House Speaker Nancy Pelosi announced the end of her tenure in congressional leadership Thursday after Republicans officially took the lower chamber following last week’s midterm elections.
“With great confidence in our caucus, I will not seek re-election to Democratic leadership in the next Congress,” Pelosi said on the House floor. “For me, the hour has come for a new generation to lead the Democratic caucus that I so deeply respect.”
Pelosi’s remarks were quickly followed by a similar announcement from Democrat Majority Leader Steny Hoyer, who will also stay in Congress but step down from leadership. The pair of retirements give New York Democrat Rep. Hakeem Jeffries, now the chair of the House Democrat Caucus, a clear path to cement control over the minority in the lower chamber. For a party obsessed with “firsts,” Jeffries would follow Pelosi’s rule as the first woman speaker to become the first black lawmaker leading the party in either the House or Senate.
Jeffries, 52, has served in the House since his first congressional election in 2012. While representing a district near-adjacent to Rep. Alexandria Ocasio-Cortez in the New York City area, Jeffries has been no ally of the left-wing newcomer and her affiliated insurgent group, Justice Democrats.
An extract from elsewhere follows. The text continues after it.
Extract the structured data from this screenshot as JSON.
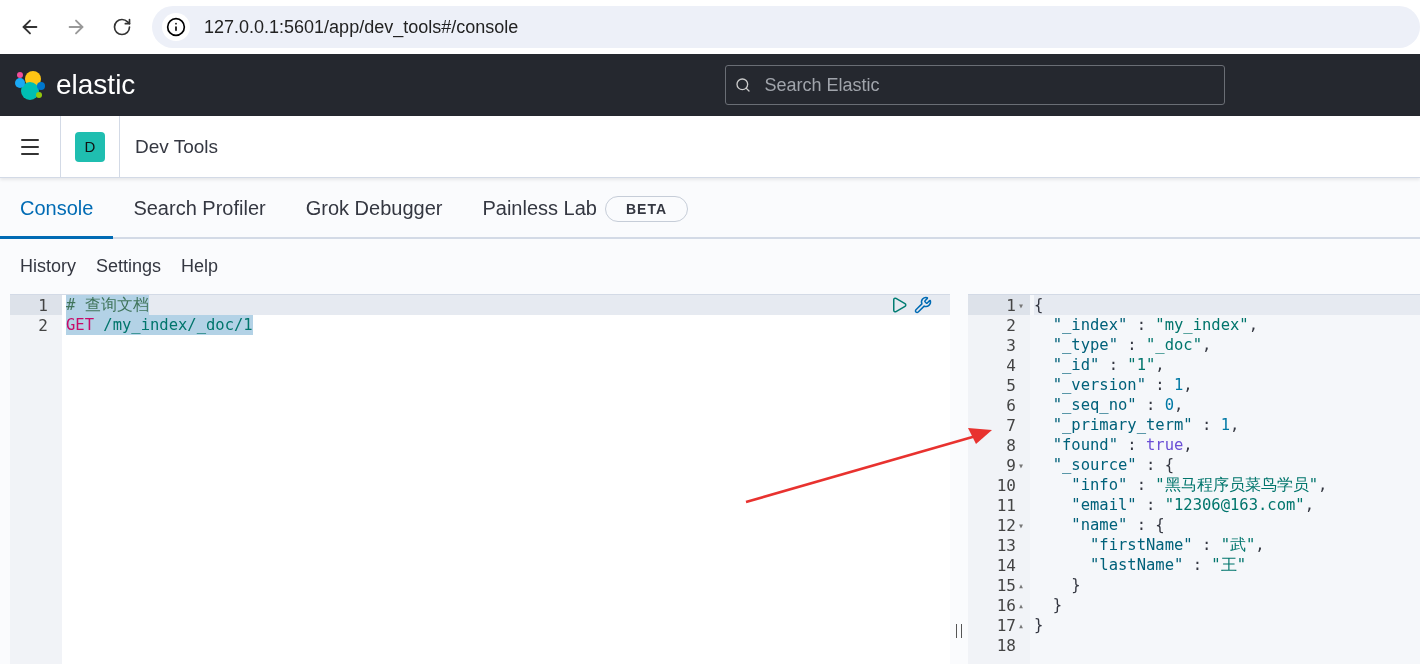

As the fifth-ranking Democrat in the House, Jeffries orchestrated efforts to protect incumbents from the leftist primaries launched by the Ocasio-Cortez wing of the party.
“It’s important to support effective legislators for delivering for the American people in partnership with the Biden administration,” Jeffries said in February.
While an establishment foe of AOC and the Justice Democrats, Jeffries remains a conventional partisan who has embraced just about every cooked-up conspiracy the Democratic Party could muster against former President Donald Trump and other Republicans. Jeffries is no moderate but instead offers a picturesque reflection of where the Democratic Party has shifted over the last decade, steeped in identity politics and Russiagate hysteria.
In 2017, Jeffries smeared Trump’s supporters as racist on the floor of the lower chamber.
“We do know that every racist in America voted for Donald Trump,” Jeffries said. “That’s a problem.”
Jeffries also called Trump “the ‘Grand Wizard’ of 1600 Pennsylvania Avenue” in 2019 and defended his comments on CNN, calling his language “colorful.” A grand wizard is the head of the Ku Klux Klan.
Just this year, Jeffries decried the Senate filibuster as “dripping in racist history, in defense of slavery and Jim Crow.” The congressional record shows Democrats have used Senate filibusters far more than Republicans have, and the Democratic Caucus has voted to sustain filibusters 15,579 times since 1989, according to GovTrack.
When not engaged in the divisiveness of identity politics, Jeffries is taking the lead on Democrats’ information operations to undermine Republicans with deep state investigations. Jeffries was an impeachment manager in Trump’s first trial before the Senate when Democrats accused the president of improperly exploiting U.S. military aid to extract political favors.
In February 2020, Trump was acquitted of Democrats’ charges alleging he participated in a quid pro quo demanding the Ukrainian government investigate its role in the creation of the Russia-collusion hoax that did irreparable harm to the United States. That investigation would inevitably center around Hunter Biden, son of now-President Joe Biden, who raked in tens of thousands of dollars in excess compensation for a seat on the board of a Ukrainian energy company despite no prior industry experience.
Later reflecting on this trial in an interview for the Washington Post, as the Democrats prepared to impeach Trump once more over the Jan 6. Capitol riot, Jeffries refused to concede their case against the outgoing president.
“We believed that we did present a mountain of evidence and clear and convincing evidence that Donald Trump corruptly abused his power by pressuring a foreign government, Ukraine, to target an American citizen, Joe Biden, as part of then-President Trump’s efforts to interfere with the 2020 election,” Jeffries said.
But the Ukrainian impeachment saga was merely the follow-up to the Democrats’ initial plans to indict President Trump as a Russian agent. Jeffries participated in the witch hunt and mocked congressional oversight of the FBI’s collusion hoax in 2018 as “a three-ring circus.”
“Let’s stop wasting taxpayer dollars and get back to the business of the American people,” Jeffries admonished colleagues in comments highlighted by the Washington Post.
During an interview with CNN in 2019, Jeffries amplified claims the Trump campaign captured the White House in cahoots with Kremlin leadership.
“With every passing day, every passing week, every passing month,” Jeffries said, “the circumstances around the 2016 campaign and the possible conspiracy that seems like it may have existed between Russian spies and some high level members of the Trump campaign to sell out our democracy grows stronger.”
“That is deeply troubling for the republic, for the democracy and for a significant number of American people,” the congressman added.
No one person, of course, let alone Trump himself, was found guilty of Russian collusion after a more than two-year special counsel investigation run entirely by Democrats with unlimited resources. Jeffries still assigned Senate Minority Leader Mitch McConnell the moniker “Moscow Mitch” while trying to frame Republicans as Kremlin allies.